How many times have you seen people make the promise “most trusted” or something similar? Trust assertions of one ilk or another litter organisational identities and positioning statements.
Whether trust squats in the purpose statement, lurks in the list of values or makes an appearance on the website’s home page, I can’t seem to escape it. And my first response is usually “if you’ve got to say it…”.
As William McDonough, architect, designer and author of the book Cradle to Cradle noted in his 2005 TED talk, “we can’t exchange value for very long if we don’t trust each other”.
I agree. The whole system of commerce (and civil society, but that’s a more significant discussion) is predicated on trust. It’s so fundamental to all interactions I often refer to it as a universal value because it’s usually present in some degree. Just watch how quickly those things break down when trust and its bedfellows, honesty and integrity, are wholly absent.
To learn more about universal values and how to find your own click here.
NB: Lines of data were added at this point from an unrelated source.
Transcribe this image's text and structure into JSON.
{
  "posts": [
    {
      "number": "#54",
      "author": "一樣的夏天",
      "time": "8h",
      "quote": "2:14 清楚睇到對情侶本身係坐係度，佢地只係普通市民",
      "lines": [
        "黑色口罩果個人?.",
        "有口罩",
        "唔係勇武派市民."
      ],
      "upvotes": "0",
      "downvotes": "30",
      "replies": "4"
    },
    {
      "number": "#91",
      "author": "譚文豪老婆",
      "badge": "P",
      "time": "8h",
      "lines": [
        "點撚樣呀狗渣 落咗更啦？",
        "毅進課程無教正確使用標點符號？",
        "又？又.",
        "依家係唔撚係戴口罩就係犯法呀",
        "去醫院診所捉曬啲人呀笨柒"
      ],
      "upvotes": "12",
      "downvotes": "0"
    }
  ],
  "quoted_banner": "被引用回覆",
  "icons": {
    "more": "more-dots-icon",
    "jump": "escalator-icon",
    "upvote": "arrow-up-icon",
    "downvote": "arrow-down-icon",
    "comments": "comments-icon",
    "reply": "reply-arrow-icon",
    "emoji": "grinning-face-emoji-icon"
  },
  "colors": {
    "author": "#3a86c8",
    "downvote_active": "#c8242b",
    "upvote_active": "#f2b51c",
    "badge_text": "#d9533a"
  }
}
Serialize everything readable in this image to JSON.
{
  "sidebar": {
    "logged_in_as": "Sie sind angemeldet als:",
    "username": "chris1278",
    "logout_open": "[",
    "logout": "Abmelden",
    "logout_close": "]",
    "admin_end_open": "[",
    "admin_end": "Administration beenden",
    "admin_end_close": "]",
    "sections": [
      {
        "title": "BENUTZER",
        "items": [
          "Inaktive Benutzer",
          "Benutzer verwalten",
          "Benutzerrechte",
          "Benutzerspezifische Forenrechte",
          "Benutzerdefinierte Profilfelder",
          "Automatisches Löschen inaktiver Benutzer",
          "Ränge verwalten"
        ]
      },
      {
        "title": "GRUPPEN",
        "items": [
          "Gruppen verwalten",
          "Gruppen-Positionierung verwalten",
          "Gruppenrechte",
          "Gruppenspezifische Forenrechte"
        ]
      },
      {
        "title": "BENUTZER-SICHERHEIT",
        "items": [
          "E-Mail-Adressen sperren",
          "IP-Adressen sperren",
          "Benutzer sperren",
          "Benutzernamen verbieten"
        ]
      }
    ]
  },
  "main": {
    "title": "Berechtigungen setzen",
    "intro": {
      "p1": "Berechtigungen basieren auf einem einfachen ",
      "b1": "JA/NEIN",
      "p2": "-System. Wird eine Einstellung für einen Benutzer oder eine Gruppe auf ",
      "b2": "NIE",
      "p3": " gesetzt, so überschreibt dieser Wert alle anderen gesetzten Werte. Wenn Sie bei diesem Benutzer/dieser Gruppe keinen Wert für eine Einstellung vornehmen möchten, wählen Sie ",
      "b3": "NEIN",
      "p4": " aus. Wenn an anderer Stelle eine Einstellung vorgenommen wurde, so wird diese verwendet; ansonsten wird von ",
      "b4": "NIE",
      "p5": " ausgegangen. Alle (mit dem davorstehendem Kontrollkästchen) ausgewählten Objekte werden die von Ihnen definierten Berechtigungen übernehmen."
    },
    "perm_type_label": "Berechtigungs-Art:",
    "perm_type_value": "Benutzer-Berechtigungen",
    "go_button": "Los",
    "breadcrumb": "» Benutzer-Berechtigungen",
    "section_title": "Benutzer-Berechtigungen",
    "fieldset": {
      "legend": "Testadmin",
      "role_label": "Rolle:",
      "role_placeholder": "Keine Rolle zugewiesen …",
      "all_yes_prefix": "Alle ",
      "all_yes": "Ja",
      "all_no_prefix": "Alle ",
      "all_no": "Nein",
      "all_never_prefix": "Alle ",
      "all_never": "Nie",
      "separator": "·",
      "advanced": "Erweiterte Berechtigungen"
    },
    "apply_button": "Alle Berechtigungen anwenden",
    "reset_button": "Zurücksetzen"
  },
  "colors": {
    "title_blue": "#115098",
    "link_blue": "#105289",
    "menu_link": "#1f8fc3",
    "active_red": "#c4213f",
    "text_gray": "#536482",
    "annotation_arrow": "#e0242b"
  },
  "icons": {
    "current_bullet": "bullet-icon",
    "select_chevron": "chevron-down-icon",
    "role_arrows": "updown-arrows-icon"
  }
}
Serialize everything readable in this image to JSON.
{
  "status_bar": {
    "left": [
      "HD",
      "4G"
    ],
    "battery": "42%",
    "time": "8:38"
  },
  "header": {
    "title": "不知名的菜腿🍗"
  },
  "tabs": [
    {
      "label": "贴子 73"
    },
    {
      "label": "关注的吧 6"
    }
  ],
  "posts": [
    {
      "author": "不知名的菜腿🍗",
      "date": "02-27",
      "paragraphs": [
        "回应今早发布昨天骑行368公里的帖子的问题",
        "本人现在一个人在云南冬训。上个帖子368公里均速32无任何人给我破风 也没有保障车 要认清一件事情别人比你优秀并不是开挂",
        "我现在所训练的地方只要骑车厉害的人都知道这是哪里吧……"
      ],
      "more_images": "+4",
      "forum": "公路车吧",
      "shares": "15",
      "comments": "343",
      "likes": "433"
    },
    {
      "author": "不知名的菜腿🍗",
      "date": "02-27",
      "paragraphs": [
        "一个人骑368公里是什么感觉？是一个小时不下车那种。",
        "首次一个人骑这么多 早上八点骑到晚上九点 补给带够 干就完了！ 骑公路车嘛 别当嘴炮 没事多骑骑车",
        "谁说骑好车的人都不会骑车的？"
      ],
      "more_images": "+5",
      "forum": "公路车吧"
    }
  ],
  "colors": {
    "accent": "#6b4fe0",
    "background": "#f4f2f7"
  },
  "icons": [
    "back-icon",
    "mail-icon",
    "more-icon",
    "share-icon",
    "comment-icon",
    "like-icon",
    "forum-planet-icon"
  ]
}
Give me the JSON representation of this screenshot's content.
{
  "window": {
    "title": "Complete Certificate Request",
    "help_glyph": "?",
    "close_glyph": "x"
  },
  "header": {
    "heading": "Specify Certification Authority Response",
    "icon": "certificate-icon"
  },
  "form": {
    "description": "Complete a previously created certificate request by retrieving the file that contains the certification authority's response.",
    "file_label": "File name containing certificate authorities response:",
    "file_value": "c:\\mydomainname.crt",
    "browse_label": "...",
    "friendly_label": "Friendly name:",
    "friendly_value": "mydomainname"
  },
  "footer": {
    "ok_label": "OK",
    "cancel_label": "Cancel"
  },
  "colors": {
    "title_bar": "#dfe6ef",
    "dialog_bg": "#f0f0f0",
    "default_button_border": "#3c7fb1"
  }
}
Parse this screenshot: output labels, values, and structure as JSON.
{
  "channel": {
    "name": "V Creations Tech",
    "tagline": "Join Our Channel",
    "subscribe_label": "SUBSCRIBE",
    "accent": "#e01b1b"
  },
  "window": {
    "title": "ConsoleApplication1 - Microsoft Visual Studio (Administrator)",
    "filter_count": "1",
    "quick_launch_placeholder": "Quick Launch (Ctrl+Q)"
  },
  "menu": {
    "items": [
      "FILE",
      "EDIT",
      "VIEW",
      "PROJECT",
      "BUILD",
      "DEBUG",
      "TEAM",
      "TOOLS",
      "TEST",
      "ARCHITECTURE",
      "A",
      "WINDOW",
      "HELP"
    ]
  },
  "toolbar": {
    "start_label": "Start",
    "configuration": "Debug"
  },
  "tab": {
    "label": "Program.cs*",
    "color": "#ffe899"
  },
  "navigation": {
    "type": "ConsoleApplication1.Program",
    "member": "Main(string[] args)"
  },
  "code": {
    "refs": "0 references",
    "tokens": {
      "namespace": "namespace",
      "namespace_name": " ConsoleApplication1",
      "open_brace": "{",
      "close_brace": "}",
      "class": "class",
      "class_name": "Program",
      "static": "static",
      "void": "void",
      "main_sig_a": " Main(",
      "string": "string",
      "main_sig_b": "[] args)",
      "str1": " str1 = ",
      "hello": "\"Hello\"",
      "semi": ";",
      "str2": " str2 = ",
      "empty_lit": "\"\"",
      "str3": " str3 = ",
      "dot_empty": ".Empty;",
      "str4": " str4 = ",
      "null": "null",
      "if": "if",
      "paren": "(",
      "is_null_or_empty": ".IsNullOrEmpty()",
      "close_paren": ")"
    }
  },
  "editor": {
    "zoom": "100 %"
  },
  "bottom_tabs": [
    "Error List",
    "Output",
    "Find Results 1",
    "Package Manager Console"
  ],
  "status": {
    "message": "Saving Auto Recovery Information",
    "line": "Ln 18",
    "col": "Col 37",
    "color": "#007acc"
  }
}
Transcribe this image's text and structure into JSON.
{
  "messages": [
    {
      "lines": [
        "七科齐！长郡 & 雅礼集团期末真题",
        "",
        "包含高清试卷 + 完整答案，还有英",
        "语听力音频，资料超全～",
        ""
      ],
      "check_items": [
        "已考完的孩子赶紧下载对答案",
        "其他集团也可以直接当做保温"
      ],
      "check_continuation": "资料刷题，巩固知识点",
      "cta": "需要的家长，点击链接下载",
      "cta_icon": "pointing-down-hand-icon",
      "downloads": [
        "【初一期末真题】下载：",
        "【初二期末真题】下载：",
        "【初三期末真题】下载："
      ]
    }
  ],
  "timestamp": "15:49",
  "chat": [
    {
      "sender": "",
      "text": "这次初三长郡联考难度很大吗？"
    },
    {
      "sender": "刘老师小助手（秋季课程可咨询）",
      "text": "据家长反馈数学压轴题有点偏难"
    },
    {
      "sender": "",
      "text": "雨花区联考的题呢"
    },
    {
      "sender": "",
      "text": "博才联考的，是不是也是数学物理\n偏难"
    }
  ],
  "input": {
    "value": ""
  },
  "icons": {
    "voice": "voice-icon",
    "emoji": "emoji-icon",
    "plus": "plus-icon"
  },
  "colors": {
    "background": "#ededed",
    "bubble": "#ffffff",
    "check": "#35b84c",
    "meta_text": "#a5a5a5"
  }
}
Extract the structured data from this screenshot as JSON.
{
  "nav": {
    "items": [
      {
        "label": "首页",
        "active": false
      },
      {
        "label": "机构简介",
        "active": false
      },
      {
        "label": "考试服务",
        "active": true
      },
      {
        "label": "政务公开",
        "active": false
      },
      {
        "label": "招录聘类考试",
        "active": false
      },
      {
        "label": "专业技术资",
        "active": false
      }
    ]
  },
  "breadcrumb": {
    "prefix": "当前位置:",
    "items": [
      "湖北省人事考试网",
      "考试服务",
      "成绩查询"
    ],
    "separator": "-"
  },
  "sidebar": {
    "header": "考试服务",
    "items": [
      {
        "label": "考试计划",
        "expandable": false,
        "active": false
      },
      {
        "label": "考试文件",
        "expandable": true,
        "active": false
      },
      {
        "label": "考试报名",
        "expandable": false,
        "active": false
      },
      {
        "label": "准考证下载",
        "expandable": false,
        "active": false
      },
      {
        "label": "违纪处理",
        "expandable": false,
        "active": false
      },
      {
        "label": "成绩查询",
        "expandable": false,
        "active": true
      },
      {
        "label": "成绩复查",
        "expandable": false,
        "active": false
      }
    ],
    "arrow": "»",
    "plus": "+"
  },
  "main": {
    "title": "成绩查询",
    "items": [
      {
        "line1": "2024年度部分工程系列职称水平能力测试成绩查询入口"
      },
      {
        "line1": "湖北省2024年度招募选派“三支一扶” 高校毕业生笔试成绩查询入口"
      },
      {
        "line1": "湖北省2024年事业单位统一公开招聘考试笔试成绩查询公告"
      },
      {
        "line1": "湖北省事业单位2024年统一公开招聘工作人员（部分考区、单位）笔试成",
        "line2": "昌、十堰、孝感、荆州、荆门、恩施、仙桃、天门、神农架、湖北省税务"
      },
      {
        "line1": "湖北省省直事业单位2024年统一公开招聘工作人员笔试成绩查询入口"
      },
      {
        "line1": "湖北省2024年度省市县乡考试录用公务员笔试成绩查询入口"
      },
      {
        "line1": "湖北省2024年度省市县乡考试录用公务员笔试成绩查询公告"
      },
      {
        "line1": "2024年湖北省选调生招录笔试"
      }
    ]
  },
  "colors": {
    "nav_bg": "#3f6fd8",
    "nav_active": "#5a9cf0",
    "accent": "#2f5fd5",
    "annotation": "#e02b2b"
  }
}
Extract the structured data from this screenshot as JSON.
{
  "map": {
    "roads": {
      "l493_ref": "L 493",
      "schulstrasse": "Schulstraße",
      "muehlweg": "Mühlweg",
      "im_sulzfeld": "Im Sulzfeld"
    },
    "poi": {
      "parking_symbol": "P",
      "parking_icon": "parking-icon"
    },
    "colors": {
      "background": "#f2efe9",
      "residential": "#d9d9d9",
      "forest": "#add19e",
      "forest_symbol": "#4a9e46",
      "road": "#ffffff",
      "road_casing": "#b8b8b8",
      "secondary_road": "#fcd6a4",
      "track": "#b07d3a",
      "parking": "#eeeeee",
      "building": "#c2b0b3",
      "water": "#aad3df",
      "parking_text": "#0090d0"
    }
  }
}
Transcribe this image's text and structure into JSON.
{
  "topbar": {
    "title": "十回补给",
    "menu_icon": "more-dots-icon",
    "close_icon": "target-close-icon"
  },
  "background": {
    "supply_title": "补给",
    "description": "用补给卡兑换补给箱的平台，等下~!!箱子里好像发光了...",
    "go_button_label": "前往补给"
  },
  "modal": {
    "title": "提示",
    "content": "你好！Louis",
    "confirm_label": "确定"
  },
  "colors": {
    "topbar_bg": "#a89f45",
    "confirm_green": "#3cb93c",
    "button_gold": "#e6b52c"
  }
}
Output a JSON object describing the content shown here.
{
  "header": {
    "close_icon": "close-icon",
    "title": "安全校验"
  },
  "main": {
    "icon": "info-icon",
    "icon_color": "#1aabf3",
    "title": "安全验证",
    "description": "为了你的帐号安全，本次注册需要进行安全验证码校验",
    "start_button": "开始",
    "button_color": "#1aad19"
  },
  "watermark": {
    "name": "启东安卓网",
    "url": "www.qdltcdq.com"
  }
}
So setting aside proclamations of trust, how do organisations become trustworthy? While they are quick to say they can be trusted, the things they need to do for that to be true can be neglected or not even understood.
In his book The Truth about Trust David Desteno reveals:
“Two key traits help to determine trustworthiness: competence, whether a person appears informed and experienced, and reliability, whether a person will remain honest and dependable over time.”
Although Desteno is talking about individuals, the traits are also what people, and the organisations they run, need to do to be trustworthy. And if I go back to McDonough’s point about value exchange, what’s important about competence and reliability becomes more readily apparent.
Both of these attributes show up in the exchange between the promises you keep and the experience of your employees, partners or customers. There should be no surprise trustworthiness comes from what you do and how you do them, rather than what you say you will.
Competence, broadly stated, is ensuring you’ve got the necessary things in place (capability, systems, processes, etc.) to keep your promises. Reliability means doing them again and again so people can come to count on you.
A quick glance at business and social media and it feels like there is an epidemic of untrustworthiness. That’s not what I see. I see people and organisations coming in every day and trying to make it work.
This is where ideas like trust become insidious. Not because it’s a bad idea, but because it’s not helpful to becoming more trustworthy. So stop for a moment and consider abandoning the fuzzy “trust” conversation for one laid in the more concrete questions of competence and reliability.
What would change?
See you next week.